The disappointing results follow previously announced data from the Phase 3 GALATHEA trial that also showed the candidate failed to meet its primary endpoint of significantly reducing exacerbations.

“These results are disappointing because uncontrolled COPD patients already on dual or triple inhaled therapy need new treatment options,” Sean Bohen, chief medical officer at AstraZeneca, said in a press release. “We will now analyze the complete data sets from the GALATHEA and TERRANOVA trials to further understand these results.”

Fasenra is an engineered antibody developed by AstraZeneca and MedImmune to recruit natural killer cells to target eosinophils (a type of immune cell), which are directly involved in the response against infections and inflammation.

The therapy is currently approved in the United States, the European Union, Japan, and Australia, among other countries, as an add-on therapy for severe eosinophilic asthma.

The therapy was being tested as an add-on treatment for COPD in the VOYAGER program, which comprises the Phase 3 trials GALATHEA (NCT02138916) and TERRANOVA (NCT02155660). Covering more than 4,000 patients with moderate to very severe COPD and with a history of exacerbations across a range of baseline blood eosinophils, VOYAGER was the largest COPD biologics development program in the world.

In both 56-week, Phase 3 trials, COPD patients were randomly assigned to receive Fasenra or a placebo as an add-on therapy to inhaled standard-of-care therapies.

The safety and tolerability of the treatment in both the GALATHEA and TERRANOVA trials were similar to that reported in previous clinical trials.
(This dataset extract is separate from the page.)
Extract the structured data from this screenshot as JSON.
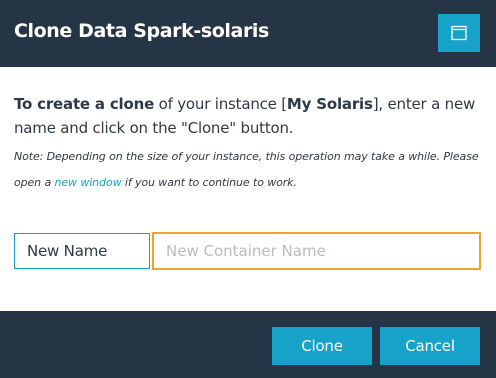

Top-line efficacy data, however, revealed that Fasenra failed to achieve the studies’ primary endpoints, a statistically significant reduction of COPD exacerbations compared to placebo.

Exacerbations in COPD reduce patients’ quality of life and are associated with disease progression, faster lung function decline, and increased hospitalizations and mortality.

The companies are still conducting a full evaluation of the trial data, which they will present at a forthcoming medical meeting. Based on the results, AstraZeneca said it does not plan to pursue regulatory approval of the treatment for this indication.

The results do not impact the approved indication of Fasenra in severe eosinophilic asthma.